- _PROBLEM STATEMENT_: Identify all lines in the listing that include the word "title", and copy them out.

|---|

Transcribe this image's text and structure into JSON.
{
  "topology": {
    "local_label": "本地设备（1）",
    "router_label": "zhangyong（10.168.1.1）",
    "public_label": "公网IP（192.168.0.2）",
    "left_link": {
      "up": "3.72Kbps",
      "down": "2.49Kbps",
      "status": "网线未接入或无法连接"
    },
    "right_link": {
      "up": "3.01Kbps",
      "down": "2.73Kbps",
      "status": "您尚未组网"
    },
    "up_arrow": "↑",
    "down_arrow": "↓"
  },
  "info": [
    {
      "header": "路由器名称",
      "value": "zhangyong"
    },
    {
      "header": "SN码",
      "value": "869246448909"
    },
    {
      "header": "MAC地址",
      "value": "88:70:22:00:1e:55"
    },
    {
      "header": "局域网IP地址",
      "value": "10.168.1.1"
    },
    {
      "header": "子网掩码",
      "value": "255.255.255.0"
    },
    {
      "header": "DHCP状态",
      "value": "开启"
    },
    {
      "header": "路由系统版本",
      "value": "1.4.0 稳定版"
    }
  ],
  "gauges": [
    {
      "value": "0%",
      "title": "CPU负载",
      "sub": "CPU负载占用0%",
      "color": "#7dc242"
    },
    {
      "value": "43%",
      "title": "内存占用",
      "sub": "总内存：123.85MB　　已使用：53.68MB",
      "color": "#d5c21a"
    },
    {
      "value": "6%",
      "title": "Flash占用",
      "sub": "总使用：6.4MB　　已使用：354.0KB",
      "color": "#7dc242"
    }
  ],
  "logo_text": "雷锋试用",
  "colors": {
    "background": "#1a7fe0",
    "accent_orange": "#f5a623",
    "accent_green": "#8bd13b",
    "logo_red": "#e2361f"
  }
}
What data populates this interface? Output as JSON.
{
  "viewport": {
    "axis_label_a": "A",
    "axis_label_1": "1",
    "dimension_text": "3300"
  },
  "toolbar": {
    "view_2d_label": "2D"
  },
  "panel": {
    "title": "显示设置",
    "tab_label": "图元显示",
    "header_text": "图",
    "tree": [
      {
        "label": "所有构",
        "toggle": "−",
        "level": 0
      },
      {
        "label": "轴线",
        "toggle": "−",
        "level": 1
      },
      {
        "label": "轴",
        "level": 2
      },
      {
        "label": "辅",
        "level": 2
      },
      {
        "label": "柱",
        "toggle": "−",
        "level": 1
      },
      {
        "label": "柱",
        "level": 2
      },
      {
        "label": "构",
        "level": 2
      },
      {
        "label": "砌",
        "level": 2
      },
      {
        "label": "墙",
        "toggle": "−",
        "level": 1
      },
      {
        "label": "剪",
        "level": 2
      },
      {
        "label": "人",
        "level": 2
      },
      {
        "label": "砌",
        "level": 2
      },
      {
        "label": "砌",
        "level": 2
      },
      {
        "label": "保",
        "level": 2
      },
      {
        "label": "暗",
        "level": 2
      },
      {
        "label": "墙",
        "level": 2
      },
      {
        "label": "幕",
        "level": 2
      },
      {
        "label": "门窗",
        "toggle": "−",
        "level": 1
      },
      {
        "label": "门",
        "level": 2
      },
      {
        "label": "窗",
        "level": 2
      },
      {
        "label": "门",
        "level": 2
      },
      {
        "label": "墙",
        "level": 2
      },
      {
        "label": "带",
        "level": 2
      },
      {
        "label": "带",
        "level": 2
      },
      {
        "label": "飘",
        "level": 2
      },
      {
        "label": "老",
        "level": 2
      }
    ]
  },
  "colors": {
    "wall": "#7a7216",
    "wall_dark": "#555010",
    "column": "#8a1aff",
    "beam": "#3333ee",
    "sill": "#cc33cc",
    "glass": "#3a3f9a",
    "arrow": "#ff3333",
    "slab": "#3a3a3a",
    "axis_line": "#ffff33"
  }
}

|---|

- _RESULT BELOW_:
      "title": "CPU负载",
      "title": "内存占用",
      "title": "Flash占用",
    "title": "显示设置",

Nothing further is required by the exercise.